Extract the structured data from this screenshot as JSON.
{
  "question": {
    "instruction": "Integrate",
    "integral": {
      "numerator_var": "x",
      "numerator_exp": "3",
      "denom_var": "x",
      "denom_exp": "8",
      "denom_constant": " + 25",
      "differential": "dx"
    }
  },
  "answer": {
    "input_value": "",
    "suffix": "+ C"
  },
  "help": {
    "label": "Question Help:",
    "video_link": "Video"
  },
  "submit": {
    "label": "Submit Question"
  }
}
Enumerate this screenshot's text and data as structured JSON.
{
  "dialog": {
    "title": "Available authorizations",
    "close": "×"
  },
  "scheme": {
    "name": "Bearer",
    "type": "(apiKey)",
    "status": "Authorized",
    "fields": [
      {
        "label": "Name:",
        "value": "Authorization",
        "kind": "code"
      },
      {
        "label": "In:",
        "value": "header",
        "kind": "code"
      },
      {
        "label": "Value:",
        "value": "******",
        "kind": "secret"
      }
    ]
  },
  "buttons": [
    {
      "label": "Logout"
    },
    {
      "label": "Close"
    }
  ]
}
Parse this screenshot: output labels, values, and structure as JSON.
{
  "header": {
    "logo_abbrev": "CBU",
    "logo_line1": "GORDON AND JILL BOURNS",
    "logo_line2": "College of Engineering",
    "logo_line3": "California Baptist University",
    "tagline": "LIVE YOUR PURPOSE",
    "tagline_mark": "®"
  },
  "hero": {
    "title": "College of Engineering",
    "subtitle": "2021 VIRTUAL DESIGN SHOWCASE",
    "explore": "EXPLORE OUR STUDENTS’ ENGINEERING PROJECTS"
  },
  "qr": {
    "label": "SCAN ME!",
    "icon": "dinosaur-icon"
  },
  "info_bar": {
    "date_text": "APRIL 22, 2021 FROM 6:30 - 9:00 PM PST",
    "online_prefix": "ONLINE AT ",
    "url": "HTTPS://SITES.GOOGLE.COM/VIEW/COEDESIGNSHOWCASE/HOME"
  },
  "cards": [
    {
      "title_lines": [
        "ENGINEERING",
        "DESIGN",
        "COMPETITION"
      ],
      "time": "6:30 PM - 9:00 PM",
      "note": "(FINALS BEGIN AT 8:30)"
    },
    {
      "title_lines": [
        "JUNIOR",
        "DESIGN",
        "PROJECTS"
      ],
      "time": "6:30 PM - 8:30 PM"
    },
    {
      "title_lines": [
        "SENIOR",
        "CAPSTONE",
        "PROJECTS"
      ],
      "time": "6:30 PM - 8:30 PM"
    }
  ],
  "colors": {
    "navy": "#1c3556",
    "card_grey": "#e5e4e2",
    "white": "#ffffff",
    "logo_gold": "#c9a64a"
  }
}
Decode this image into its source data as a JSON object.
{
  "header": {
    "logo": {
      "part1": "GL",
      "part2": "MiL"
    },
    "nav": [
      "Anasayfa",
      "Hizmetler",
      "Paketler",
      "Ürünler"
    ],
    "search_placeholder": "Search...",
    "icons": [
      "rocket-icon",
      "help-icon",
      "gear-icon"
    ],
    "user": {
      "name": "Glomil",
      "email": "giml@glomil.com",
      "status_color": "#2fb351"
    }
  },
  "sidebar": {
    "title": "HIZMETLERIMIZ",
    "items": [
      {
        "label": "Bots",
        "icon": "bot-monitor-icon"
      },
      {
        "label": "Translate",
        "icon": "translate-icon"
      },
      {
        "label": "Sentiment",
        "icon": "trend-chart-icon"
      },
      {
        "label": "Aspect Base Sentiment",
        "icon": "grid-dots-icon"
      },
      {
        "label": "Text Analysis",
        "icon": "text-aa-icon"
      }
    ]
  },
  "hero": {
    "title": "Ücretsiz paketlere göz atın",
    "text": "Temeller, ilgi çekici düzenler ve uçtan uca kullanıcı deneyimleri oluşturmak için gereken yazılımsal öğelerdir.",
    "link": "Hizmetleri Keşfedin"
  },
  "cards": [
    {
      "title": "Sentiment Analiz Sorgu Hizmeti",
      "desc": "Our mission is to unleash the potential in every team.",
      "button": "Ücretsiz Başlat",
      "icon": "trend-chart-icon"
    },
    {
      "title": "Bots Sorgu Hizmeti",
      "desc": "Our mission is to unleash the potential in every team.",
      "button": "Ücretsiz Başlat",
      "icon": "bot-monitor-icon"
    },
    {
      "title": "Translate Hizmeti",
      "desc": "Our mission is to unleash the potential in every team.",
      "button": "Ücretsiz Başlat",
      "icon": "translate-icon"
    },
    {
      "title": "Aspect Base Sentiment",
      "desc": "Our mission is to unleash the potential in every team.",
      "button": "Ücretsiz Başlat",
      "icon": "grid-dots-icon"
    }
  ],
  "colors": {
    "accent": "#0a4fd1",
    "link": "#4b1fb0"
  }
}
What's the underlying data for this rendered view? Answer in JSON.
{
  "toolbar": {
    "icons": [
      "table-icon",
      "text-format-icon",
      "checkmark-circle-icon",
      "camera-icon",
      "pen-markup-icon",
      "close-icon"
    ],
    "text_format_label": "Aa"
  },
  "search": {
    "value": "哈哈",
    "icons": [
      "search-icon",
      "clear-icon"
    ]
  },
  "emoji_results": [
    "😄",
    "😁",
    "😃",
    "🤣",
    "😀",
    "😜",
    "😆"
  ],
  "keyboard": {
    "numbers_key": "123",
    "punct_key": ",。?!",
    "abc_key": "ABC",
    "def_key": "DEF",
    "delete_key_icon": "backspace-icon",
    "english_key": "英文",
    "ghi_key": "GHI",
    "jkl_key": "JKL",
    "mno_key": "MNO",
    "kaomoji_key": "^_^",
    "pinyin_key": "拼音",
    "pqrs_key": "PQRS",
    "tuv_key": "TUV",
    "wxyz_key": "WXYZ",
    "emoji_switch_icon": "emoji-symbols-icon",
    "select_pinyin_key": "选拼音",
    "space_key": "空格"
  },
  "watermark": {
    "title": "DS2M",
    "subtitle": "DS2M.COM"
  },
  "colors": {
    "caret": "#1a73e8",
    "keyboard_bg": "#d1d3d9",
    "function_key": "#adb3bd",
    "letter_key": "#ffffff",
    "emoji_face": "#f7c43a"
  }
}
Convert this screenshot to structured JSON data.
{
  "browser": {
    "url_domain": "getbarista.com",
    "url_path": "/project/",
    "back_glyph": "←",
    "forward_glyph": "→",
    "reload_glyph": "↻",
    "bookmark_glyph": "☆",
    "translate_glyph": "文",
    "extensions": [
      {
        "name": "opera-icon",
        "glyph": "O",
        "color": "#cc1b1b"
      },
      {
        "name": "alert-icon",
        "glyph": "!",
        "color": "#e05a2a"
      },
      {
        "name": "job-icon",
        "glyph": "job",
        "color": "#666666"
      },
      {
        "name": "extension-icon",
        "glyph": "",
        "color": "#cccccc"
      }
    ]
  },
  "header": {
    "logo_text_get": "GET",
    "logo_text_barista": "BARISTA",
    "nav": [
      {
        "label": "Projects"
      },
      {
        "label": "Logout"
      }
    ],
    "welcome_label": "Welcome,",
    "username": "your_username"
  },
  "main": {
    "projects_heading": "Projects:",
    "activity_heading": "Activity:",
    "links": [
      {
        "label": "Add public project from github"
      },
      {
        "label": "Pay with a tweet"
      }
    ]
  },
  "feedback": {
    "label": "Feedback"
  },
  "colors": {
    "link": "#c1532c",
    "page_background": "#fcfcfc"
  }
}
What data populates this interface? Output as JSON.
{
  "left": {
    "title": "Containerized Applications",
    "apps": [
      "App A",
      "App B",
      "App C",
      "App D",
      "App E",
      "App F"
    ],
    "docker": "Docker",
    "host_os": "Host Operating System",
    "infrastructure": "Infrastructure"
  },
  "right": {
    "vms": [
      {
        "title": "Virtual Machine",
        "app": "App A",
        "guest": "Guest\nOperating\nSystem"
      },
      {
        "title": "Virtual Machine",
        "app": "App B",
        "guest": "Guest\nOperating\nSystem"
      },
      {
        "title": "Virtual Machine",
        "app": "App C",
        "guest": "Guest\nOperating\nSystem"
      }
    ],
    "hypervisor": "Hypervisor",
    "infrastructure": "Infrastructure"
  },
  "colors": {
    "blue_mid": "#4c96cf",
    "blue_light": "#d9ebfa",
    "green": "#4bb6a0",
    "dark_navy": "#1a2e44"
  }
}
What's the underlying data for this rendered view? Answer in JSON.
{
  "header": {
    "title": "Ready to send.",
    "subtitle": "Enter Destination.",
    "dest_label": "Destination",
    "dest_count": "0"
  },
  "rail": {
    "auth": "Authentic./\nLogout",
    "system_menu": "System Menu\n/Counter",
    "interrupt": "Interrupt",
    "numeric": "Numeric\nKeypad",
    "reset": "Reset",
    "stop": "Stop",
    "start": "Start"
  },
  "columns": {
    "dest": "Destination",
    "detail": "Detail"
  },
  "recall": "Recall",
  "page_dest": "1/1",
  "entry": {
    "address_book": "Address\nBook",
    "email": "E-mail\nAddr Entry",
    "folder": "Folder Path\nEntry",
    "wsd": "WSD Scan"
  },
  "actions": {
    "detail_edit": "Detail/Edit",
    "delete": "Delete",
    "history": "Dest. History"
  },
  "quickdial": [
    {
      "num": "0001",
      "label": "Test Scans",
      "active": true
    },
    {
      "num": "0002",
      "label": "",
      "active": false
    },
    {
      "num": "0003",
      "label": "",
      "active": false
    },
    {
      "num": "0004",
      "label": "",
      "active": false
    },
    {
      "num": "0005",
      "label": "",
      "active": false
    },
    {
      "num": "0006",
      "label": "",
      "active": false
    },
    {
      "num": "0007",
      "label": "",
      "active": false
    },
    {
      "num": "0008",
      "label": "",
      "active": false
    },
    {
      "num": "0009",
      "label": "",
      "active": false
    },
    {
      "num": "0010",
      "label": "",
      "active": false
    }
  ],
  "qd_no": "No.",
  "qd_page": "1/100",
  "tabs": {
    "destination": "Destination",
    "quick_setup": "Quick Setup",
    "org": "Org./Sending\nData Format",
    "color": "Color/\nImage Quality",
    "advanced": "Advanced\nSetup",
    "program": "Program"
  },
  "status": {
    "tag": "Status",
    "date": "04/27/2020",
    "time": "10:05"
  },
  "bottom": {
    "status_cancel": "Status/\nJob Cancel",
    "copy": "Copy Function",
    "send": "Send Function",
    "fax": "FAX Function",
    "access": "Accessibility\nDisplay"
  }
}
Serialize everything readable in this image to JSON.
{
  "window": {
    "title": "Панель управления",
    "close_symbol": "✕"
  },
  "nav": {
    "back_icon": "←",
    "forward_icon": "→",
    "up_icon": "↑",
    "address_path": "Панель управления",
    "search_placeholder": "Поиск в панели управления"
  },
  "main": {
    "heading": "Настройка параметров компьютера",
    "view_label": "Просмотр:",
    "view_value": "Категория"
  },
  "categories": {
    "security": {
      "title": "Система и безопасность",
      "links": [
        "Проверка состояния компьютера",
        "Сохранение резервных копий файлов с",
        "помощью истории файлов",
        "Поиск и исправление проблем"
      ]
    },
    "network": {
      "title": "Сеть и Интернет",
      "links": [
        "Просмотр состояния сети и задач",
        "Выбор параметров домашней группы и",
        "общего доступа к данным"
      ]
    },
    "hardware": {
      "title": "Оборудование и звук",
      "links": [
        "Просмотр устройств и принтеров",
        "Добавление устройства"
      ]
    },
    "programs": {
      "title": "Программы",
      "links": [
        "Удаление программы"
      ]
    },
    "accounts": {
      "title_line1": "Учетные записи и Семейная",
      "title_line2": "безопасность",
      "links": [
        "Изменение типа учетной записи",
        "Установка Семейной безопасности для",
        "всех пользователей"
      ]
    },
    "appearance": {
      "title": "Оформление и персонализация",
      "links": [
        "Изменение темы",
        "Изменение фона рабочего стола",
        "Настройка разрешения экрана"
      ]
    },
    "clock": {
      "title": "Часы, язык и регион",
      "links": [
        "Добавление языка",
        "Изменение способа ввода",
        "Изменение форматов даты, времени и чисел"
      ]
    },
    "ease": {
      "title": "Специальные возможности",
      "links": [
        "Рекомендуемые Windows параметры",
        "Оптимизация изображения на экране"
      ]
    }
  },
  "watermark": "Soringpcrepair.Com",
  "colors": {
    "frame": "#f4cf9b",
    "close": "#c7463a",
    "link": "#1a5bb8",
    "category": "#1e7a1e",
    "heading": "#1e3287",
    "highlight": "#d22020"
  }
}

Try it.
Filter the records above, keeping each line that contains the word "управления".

Answer section.
    "title": "Панель управления",
    "address_path": "Панель управления",
    "search_placeholder": "Поиск в панели управления"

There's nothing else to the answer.